All in all, it can be truly said that Mr. Hoffer’s passing will be keenly felt in these environs for many years to come, and in bringing to a close this last testimonial to one who selected the newspaper field as his vocation, no more fitting words could be used than to say it with Mr. Hoffer’s own words, “Goodnight and 30.”
A few of my observations about the information in Hoffer’s obituary.
About the “30” mentioned at the end of his obituary, journalists put the number thirty (-30-), three pound signs (###), or the word “END” at the bottom of a press release copy, indicating the end of the article. [Our son Jeff, who has a Bachelor degree in Journalism, explained this to me when I started blogging. Myself, I use ###.]
There is some conflicting information as to the name of William G. Hoffer’s father. This obituary names him John. He was Joseph in the 1870 census, George in the 1880 census, and George in his newspaper death notice.

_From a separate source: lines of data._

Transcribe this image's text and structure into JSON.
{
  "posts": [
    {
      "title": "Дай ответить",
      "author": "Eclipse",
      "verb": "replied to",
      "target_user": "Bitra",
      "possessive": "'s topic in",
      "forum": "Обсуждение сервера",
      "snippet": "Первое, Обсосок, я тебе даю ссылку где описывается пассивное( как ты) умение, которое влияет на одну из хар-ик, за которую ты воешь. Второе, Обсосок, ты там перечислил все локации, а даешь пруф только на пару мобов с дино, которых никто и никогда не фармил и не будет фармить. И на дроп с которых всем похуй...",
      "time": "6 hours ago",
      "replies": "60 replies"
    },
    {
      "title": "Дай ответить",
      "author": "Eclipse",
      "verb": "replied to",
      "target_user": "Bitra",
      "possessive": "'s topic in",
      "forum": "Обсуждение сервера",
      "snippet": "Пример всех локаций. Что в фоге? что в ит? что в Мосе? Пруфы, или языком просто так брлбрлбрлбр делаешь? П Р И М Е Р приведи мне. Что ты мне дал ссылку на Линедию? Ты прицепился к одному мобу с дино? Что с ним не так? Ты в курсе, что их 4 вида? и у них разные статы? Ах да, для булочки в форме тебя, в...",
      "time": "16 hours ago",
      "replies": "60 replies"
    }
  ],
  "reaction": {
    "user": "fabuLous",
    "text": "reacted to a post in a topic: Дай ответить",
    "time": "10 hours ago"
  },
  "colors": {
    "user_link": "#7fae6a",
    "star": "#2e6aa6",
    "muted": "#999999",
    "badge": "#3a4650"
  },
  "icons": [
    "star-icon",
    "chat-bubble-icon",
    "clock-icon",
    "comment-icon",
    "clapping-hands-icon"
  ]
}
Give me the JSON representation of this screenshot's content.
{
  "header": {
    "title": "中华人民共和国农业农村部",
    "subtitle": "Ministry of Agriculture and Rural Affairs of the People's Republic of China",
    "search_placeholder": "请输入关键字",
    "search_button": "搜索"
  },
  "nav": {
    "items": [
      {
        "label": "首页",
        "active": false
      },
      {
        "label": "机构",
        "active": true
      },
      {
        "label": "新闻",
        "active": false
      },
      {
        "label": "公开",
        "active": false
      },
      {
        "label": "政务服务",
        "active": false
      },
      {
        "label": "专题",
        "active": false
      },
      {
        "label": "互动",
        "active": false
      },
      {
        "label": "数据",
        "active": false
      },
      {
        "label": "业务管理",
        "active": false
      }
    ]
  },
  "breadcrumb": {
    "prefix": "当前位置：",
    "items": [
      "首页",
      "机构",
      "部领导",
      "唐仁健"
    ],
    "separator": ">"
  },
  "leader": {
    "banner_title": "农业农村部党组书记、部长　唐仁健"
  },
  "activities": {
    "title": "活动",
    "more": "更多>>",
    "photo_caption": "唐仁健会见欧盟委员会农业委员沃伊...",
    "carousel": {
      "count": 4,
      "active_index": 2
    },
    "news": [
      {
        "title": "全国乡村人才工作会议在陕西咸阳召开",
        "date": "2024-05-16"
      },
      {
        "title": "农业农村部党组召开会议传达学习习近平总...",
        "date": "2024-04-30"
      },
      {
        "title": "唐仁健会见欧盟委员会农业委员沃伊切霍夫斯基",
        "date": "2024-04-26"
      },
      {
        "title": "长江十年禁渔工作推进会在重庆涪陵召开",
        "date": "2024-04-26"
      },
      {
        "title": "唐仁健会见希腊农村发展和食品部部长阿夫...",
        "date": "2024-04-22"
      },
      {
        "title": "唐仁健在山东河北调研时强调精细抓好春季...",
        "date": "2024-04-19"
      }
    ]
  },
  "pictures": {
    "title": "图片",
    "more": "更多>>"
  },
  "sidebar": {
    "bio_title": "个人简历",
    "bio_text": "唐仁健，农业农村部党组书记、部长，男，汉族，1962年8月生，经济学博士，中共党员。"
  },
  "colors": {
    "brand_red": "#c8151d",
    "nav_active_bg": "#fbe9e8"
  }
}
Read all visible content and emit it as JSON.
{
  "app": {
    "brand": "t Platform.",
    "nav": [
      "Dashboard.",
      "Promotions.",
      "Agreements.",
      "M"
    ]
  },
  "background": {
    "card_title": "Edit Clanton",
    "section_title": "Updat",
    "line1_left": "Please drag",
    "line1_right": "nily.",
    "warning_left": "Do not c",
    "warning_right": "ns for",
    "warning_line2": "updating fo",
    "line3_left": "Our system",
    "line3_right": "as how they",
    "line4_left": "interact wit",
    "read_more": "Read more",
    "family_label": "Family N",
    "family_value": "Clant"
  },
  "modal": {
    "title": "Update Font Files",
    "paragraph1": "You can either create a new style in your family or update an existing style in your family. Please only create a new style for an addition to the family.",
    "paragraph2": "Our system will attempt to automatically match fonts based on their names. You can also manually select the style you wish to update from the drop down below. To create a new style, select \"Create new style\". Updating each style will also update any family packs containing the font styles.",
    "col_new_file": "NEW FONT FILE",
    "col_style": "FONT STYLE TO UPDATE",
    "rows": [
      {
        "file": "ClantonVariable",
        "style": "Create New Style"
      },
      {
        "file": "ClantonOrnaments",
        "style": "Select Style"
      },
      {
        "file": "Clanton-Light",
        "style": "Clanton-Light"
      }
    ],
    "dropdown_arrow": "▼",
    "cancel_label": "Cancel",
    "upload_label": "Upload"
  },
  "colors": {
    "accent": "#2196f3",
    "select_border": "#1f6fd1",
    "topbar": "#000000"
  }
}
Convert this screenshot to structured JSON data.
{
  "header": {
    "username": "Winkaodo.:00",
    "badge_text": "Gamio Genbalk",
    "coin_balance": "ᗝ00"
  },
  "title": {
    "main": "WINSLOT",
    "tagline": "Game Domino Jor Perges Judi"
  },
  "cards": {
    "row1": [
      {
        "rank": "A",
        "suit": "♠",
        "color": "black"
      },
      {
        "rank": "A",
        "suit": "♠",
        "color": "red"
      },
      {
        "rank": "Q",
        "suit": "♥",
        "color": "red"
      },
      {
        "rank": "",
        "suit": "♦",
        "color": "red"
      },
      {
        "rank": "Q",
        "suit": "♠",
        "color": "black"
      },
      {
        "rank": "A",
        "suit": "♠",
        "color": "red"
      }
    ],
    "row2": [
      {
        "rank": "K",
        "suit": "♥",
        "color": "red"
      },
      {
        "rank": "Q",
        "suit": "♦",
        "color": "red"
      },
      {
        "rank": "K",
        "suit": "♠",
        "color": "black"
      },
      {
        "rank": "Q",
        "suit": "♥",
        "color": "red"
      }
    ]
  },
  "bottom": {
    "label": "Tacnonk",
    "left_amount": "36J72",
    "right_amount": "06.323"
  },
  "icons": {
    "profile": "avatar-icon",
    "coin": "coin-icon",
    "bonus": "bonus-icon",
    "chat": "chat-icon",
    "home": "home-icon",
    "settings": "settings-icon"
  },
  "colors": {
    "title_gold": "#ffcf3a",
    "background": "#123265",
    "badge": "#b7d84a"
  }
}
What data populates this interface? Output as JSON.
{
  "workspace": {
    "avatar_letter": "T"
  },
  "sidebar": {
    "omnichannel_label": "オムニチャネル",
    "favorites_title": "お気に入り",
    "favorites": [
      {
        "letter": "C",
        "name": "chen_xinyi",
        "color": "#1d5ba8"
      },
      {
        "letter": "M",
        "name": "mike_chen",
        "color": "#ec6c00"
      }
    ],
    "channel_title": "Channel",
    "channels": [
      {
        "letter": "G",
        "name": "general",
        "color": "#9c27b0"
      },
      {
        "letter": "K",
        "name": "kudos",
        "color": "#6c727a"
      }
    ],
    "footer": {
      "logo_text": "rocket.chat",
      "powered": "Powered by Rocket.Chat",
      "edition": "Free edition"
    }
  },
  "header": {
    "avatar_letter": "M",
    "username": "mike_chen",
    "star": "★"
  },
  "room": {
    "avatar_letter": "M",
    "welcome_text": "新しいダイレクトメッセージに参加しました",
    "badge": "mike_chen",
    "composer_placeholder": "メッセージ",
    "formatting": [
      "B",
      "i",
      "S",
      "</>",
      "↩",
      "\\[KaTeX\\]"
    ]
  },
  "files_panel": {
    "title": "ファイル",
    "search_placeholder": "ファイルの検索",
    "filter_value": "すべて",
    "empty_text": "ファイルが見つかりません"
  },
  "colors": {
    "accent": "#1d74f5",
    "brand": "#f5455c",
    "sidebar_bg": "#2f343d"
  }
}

The Hoffer’s marriage announcement in a Kansas newspaper [married last Thursday night at the home of the bride] indicates they married in 1894, not 1893. [The Tiller and Toiler, Larned, Kansas, 28 Dec 1894, p.4, Personal Matters; digital image by subscription, Newspapers.com, viewed 2 May 2019.]
Coxey’s Army [mentioned in his obituary] was a protest march by unemployed workers from the United States, led by Ohio businessman Jacob Coxey. They marched on Washington, D.C. in 1894, the second year of a four-year economic depression that was the worst in United States history to that time. [Wikipedia] Hoffer did seem to be very interested in politics.
It is interesting to read about the Willshire Cigar Company and to see Willshire’s canning factory also mentioned.
Hoffer’s obituary, from the Willshire Herald, is on microfilm at the Brumback Library in Van Wert. Since my last visit there they have acquired a new digital microfilm reader. It is quite nice and is user friendly, after the helpful staff at the library showed me how to use it. I particularly like the automatic focus and the sharp image it produces. Also nice is the tall monitor, which is perfect for reading newspaper images. It has several zoom features and many other features that I have not used yet, but I will be using it more in the future. I took digital photos of the images with my pocket camera, but you can also print a copy of the image on paper. I prefer to use my camera, one reason is that I simply do not need any more papers around here. Digital is also easier to store and magnify on my laptop.
Wouldn’t Mr. Hoffer be amazed with today’s technology and means to share the news. I am sure he would be delighted to see that so many people enjoy reading and searching through old newspapers today.
Wouldn’t he be proud to know that the newspaper he once published and labored over and loved is still read and shared today, just in a very different format.